One of the oldest and most iconic Christmas films, It’s a Wonderful Life tells the story of George Bailey whose business falls on hard times and wishes he’d never been born.

Enter Clarence the angel. Clarence takes George into a world where his wish is granted. Through this George learns that while his life hasn’t taken him to faraway places where he earned millions, his values-driven approach to business has seen him spread love, positivity, and hope to a small number of people who truly matter.

It’s a Wonderful Life also teaches us that starting small is no bad thing. You can build up a business and perhaps create more impact through a gradual rise to success with a loyal support system.

And remember the classic lesson of the movie: no man is a failure who has friends. 

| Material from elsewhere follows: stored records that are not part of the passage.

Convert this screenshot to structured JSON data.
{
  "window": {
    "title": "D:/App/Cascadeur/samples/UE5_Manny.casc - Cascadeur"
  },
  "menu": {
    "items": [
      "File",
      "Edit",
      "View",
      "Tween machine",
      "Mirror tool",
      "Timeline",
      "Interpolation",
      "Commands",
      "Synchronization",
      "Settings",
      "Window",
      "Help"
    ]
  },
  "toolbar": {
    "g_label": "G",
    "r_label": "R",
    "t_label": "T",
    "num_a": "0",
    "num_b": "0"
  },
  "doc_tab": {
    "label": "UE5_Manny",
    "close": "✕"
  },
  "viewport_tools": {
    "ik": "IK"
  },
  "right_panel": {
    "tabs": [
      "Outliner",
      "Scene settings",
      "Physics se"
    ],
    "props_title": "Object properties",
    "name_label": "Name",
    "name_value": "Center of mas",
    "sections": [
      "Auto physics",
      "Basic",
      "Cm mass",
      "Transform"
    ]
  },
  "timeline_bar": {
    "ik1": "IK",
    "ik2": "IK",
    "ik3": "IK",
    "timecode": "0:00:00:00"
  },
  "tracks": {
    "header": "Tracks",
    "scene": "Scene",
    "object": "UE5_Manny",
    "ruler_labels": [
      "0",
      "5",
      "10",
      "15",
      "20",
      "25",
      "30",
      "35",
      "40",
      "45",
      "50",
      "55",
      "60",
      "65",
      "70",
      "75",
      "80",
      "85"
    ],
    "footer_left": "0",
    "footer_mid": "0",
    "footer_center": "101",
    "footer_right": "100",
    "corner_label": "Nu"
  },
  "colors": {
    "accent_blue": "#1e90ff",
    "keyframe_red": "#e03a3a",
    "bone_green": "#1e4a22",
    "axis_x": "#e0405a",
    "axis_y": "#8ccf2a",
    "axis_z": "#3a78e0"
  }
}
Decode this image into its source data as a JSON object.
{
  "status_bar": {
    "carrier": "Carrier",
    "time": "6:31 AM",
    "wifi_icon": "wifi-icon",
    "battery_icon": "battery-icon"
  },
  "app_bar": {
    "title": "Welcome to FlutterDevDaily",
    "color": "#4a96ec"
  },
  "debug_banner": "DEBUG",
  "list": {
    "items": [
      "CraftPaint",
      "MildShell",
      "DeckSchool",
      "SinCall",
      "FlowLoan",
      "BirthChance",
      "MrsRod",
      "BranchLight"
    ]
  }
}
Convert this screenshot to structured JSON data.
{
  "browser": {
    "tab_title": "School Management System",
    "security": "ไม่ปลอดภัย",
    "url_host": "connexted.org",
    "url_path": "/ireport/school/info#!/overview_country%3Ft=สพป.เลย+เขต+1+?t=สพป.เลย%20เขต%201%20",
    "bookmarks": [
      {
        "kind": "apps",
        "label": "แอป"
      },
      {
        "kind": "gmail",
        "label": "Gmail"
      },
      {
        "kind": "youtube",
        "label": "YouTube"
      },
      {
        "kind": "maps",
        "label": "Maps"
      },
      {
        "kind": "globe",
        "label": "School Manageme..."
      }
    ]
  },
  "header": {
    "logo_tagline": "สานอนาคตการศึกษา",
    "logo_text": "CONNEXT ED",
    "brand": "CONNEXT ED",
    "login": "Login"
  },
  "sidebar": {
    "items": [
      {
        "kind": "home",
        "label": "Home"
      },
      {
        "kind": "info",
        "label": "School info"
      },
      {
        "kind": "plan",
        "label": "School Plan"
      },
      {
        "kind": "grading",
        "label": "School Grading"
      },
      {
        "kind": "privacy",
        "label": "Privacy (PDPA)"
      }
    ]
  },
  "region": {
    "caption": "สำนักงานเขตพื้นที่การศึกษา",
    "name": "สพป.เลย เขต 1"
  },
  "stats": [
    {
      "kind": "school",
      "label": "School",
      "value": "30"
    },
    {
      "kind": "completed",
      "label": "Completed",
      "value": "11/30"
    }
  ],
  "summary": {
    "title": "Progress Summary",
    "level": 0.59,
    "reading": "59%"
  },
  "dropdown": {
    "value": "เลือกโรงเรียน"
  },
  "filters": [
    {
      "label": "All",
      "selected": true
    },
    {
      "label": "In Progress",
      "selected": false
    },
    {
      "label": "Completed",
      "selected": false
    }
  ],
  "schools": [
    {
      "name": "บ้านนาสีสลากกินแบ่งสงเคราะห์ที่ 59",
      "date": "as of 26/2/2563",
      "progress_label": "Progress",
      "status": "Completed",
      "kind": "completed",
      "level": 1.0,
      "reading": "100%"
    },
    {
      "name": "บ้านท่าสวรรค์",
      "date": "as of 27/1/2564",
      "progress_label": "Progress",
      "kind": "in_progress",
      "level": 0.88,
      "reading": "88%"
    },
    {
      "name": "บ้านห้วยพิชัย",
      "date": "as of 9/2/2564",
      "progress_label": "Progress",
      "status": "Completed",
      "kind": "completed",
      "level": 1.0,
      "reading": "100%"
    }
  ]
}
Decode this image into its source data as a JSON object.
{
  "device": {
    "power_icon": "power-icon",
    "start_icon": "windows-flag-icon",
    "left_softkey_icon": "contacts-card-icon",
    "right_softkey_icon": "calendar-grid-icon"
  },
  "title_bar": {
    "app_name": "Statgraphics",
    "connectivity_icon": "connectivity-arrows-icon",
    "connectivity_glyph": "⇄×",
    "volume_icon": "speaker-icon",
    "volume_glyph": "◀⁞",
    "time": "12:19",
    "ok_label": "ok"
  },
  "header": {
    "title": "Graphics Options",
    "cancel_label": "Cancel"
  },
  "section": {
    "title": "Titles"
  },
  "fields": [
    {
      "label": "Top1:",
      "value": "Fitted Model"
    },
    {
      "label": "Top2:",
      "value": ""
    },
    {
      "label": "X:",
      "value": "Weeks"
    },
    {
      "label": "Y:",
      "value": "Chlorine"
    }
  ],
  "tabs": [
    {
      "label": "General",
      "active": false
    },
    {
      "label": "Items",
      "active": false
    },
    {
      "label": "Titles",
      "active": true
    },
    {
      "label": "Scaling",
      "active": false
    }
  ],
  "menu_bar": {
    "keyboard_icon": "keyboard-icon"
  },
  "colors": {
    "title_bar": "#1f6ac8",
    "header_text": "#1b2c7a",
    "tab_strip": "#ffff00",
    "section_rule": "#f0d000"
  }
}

Who knew Christmas movies had so much to teach us about business leadership? So if you want to make sure you earn yourself a spot on the Nice List this season, make sure to give these classics a watch–(just don’t take any notes from Santa on employee welfare).